Old “Star Trek” fans marvel at how so many of the gadgets and ideas shown on the original show have come into being. One of these is the cell phone, which has now evolved into the smartphone. These devices are found and seen everywhere, even in the hands of very young children. Many people seem to feel naked if they don’t have their phone in hand, which has presented a challenge to food processors all over the world. What do we do with cell phones in our food plants?

With many people so resistant to detach from their phones, the question now is, “What kind of policy should we set up in our plant?” Should cell phones be allowed in the plant? Should they be banned entirely? Should they be allowed in locker rooms, or should they stay in the worker’s vehicle? Food plant managers should think hard on what kind of policy they are going to set up.

The policy should be very simple: No cell phones in the food plant, in the warehouse, on loading docks or elsewhere. Let’s look at why this policy should exist:

1. Cell phones are not sanitary—A person’s cell phone goes everywhere with him or her. This includes the bathroom and dining areas, and it generally rests in back pants pockets or purses. It is, therefore, exposed to everything. There is no way to properly sanitize a cell phone, so it should never go into the plant.

2. Regulatory compliance—The Preventive Controls regulation found in 21 CFR Part 117. (b) under cleanliness states that “All persons working in direct contact with food, food-contact surfaces, and food-packaging materials must conform to hygienic practices while on duty to the extent necessary to protect against allergen cross-contact and against contamination of food. The methods for maintaining cleanliness include storing clothing or other personal belongings in areas other than where food is exposed or where equipment or utensils are washed.” The bottom line is that personal items should never be allowed into a food plant.

3. Cameras—Food processors should establish and maintain strict policies against allowing devices with cameras in their plants. Think back to the recent past and the animal abuse scandal at a slaughter house in Chino, CA. Someone took videos of downer cattle being moved with forklifts to the slaughter. This is not to excuse the operation, which was guilty of blatant abuse, but one wonders, “How and why did someone allow a camera to be brought into their plant?” The author recently worked with a processor that established a no cell phone policy after finding videos of its production operations on the internet. In this case, it was proud employees sharing their experiences, but the bottom line is photographs taken in a plant could create serious problems for a processor. They might reveal trade secrets or, even worse, taken out of context could result in regulatory problems. Some of you may recall a court case from years past in which the Food Lion supermarket chain filed suit against the media for using photographs taken illegally in one of its stores. Food Lion won the suit. The bottom line is photographs could damage both the company and the individual taking them.
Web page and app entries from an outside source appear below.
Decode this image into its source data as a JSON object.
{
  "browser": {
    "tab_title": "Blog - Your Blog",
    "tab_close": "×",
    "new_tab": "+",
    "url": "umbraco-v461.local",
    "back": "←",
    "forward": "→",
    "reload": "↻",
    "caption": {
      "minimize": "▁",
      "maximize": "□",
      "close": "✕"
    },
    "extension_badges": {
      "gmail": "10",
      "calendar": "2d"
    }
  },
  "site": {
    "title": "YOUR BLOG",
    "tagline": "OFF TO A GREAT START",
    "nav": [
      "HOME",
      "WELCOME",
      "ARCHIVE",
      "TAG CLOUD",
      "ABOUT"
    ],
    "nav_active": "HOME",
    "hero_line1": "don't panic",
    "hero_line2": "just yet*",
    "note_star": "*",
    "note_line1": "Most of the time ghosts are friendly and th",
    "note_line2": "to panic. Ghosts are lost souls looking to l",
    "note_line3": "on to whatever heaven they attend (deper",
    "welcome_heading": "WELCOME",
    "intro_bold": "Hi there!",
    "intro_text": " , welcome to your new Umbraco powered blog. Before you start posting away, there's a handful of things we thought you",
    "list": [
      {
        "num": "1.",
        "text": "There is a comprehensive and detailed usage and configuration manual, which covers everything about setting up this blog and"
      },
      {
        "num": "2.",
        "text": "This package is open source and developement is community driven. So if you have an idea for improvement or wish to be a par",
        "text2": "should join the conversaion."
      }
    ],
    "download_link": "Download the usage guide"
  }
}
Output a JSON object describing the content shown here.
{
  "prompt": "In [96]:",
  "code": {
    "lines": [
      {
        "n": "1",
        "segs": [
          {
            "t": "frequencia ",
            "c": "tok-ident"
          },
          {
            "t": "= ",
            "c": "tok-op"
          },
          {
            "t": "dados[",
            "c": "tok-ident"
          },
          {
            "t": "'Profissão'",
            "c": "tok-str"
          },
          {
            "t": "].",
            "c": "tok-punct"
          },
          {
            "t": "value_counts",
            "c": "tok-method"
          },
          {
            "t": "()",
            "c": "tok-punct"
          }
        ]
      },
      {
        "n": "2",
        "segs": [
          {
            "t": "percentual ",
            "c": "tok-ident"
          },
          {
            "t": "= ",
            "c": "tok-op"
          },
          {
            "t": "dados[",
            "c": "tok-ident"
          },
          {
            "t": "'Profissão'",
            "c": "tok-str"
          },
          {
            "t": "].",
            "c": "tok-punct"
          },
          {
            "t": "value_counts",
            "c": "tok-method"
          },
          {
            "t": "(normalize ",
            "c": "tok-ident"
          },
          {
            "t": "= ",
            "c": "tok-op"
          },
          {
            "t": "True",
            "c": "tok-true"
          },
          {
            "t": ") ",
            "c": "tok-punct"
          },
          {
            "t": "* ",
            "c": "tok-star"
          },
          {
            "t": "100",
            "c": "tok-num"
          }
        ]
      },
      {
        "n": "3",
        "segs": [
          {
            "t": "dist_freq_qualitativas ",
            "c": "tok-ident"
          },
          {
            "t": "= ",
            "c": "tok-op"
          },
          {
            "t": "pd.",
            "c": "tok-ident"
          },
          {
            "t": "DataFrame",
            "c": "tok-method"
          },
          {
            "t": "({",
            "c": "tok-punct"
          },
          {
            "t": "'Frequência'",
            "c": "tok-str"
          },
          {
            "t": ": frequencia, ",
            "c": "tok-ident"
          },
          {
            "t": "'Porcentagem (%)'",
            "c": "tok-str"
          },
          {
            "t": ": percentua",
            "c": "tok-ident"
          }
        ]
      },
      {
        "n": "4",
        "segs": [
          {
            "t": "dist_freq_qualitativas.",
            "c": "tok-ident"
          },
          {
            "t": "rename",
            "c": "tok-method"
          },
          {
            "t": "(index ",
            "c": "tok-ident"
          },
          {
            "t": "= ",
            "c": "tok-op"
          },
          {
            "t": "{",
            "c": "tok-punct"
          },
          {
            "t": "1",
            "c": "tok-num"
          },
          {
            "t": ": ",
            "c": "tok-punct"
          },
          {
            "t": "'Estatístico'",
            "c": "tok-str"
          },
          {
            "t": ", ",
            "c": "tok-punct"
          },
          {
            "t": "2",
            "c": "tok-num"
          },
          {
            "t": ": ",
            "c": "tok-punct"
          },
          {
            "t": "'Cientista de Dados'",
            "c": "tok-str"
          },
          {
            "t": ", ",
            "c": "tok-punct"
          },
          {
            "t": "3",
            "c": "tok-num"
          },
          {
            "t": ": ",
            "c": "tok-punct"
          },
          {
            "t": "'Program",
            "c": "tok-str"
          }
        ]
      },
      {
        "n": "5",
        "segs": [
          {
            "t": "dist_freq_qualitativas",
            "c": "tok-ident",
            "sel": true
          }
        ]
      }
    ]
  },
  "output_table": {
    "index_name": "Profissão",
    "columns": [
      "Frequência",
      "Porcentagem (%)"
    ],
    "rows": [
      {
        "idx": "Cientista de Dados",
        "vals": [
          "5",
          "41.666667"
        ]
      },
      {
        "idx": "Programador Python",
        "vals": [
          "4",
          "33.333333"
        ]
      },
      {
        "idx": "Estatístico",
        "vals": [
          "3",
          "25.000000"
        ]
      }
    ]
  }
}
Ideally, the policies should apply across the board, that is, to management and staff. Some processors do allow management to bring their cell phones into plants, but is this a good idea? Managers must set an example, so if the workforce sees managers using phones, they will wonder, “Why them and not us?” Other companies have banned cell phones across the board, but do allow managers to carry radios or walkie-talkies. These kinds of communication devices are generally larger and, even though they cannot be properly sanitized, are used only when needed. Other operations simply state that no communication devices whatsoever may be used in plants.

The real challenge, however, is working with employees and management to explain the policy and why compliance is so important. Because cell phones and cell phone usage have evolved to the point where they are literally an extension of people, management needs to clearly explain the elements noted above and make it clear why the company set such a policy.

The company also must be sure that management follows the policy and enforces it throughout the operation. Persons who fail to follow the policy should be warned and, if they continue to violate the policy, either be disciplined or dismissed. The reality of the situation is that someone may have to be fired to let people know that management is serious about such a policy. Since parents rely so heavily on phones to stay in touch with children, plant management needs to develop mechanisms to ensure that family can reach working parents quickly and easily if there is an emergency. This may actually entail bringing back live operators so children will not have to play multiple choice with an electronic system.

So, food processors, think carefully about how you intend to handle cell phones in your operations. They could pose a potential cross-contamination issue, but the real issue is most likely the camera. Hopefully, this piece will provide some food for thought.